France's Finance Minister Bruno Le Maire has proposed a global minimum price for the emission of greenhouse gases that are harmful to the climate. There is no point in the European Union (EU) CO2- Introduce prices when there are none elsewhere, he said on Friday at a meeting of finance ministers of the major industrial and commercial countries (G20) in Venice. Without a minimum price, which applies worldwide, there is a risk that emissions and thus industrial production will be relocated to cheaper foreign countries.
»A fair and efficient CO2Price should be a global CO2-Be the price, "said Le Maire. All G20 countries have planned to be climate neutral by 2050. Now it is a matter of finding the way and the means to achieve this goal. A commitment by all G20 countries for a CO2-Price could be a first step. "We need coordinated and drastic measures for the climate," said Le Maire.
So far, only 21,5 percent of CO is global2-Emissions are given prices, outside the EU it is usually a symbolic price. In Germany, a CO has been applied to the fossil fuels coal, heating oil, gas, petrol and diesel since the beginning of the year2-Price of 25 euros, which is to increase gradually to 2025 euros by 55.
Concern about competition of nations
Also vice chancellor Olaf Scholz has campaigned among the large industrial and trading countries for stronger global cooperation in climate policy. In many countries there is currently the debate about making the emission of climate-damaging greenhouse gases more expensive, said the SPD politician. "We are all pursuing the same goal." But that needs to be better coordinated internationally.
By making diesel, petrol, heating oil and gas more expensive, citizens and industry should be encouraged to switch to more environmentally friendly alternatives. Scholz emphasized that the countries would have to pull together globally. There should not be competition between different nations, which are actually all facing the same problems.

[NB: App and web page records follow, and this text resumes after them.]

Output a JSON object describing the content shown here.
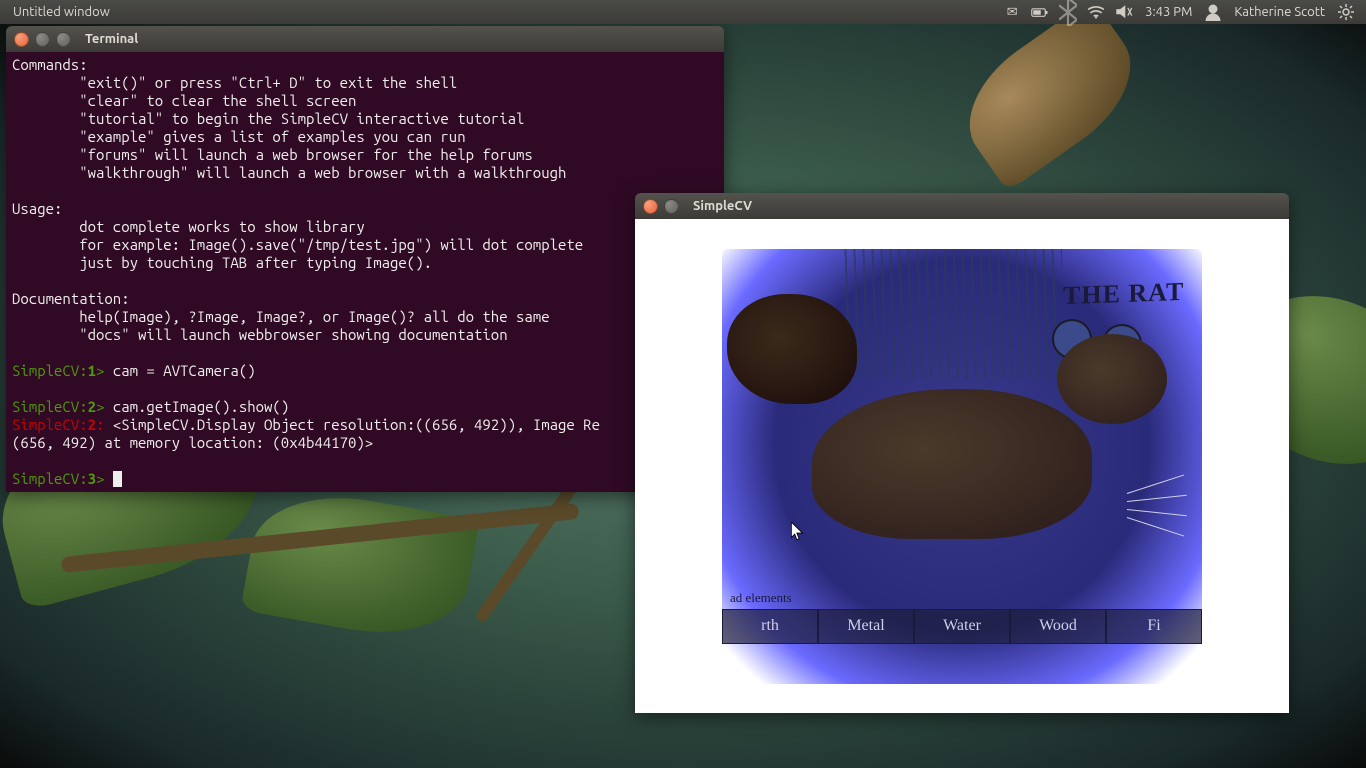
{
  "panel": {
    "app_title": "Untitled window",
    "time": "3:43 PM",
    "user": "Katherine Scott"
  },
  "terminal": {
    "title": "Terminal",
    "intro": "Commands:\n        \"exit()\" or press \"Ctrl+ D\" to exit the shell\n        \"clear\" to clear the shell screen\n        \"tutorial\" to begin the SimpleCV interactive tutorial\n        \"example\" gives a list of examples you can run\n        \"forums\" will launch a web browser for the help forums\n        \"walkthrough\" will launch a web browser with a walkthrough\n\nUsage:\n        dot complete works to show library\n        for example: Image().save(\"/tmp/test.jpg\") will dot complete\n        just by touching TAB after typing Image().\n\nDocumentation:\n        help(Image), ?Image, Image?, or Image()? all do the same\n        \"docs\" will launch webbrowser showing documentation\n",
    "p1_label": "SimpleCV:",
    "p1_num": "1",
    "p1_gt": ">",
    "p1_cmd": " cam = AVTCamera()",
    "p2_label": "SimpleCV:",
    "p2_num": "2",
    "p2_gt": ">",
    "p2_cmd": " cam.getImage().show()",
    "p2_out_label": "SimpleCV:",
    "p2_out_num": "2",
    "p2_out_colon": ":",
    "p2_out_text": " <SimpleCV.Display Object resolution:((656, 492)), Image Re",
    "p2_out_text2": "(656, 492) at memory location: (0x4b44170)>",
    "p3_label": "SimpleCV:",
    "p3_num": "3",
    "p3_gt": ">"
  },
  "image_win": {
    "title": "SimpleCV",
    "mug_title": "THE RAT",
    "subcap": "ad elements",
    "elements": [
      "rth",
      "Metal",
      "Water",
      "Wood",
      "Fi"
    ]
  }
}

High CO2-Prices in a few countries contain the Risk of international environmental dumping, comparable to global tax competition, in which some countries advertise themselves with lower requirements.